I don’t really know much about mapping (though I did take a history of geography course as an undergraduate), but I really like maps.
I feel like maps are generally considered to be very factual. This mountain is x kilometers high. This river is located at (x,y) coordinates. This border is here. Greenland is…about the same size as Africa?
But maps are not really factual at all.
Okay, maybe they are a little factual – but taking them as unquestionable truth conceals deeper issues. Maps can say a lot about a socio-political environment.
For years in school I remember teachers saying, “Just ignore the USSR on this map. It doesn’t exist any more.”

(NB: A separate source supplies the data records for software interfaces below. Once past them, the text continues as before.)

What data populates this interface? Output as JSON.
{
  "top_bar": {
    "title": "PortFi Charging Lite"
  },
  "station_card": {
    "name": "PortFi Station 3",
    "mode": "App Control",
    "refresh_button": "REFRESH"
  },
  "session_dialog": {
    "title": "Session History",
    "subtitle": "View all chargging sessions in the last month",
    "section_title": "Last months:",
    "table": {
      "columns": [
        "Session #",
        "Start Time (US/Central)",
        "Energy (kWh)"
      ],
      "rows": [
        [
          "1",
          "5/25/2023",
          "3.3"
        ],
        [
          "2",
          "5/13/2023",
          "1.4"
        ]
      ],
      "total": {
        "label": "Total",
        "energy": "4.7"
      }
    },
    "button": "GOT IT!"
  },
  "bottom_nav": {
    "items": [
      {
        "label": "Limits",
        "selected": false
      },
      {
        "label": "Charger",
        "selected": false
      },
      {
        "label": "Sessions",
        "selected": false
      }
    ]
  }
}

Not to mention the challenge that comes from border disputes. Or from rivers moving over time. Or of which direction is “up.” And of course, there’s the well documented argument over how the globe should be projected two dimensionally.
Side note: Africa is almost 14 times the size of Greenland. The contiguous United States are about the same size as Australia. If you’re interested in other size comparisons, check out MapFight.
My favorite are older maps which clearly show, “here is civilization, out there are the barbarians.”
I’m pretty sure every part of the world has maps like that in their history.
While apparently only the Lenox Globe is documented to contain the phrase”hic sunt dracones” (here are dragons), there seem to be plenty of instances of dragons or other wild animals appearing on the outskirts of maps.
So next time you look at a map, ask yourself where those borders came from, how they were measured, and what when into making those determinations.
…Then let me know, cause I’d be interested to find out.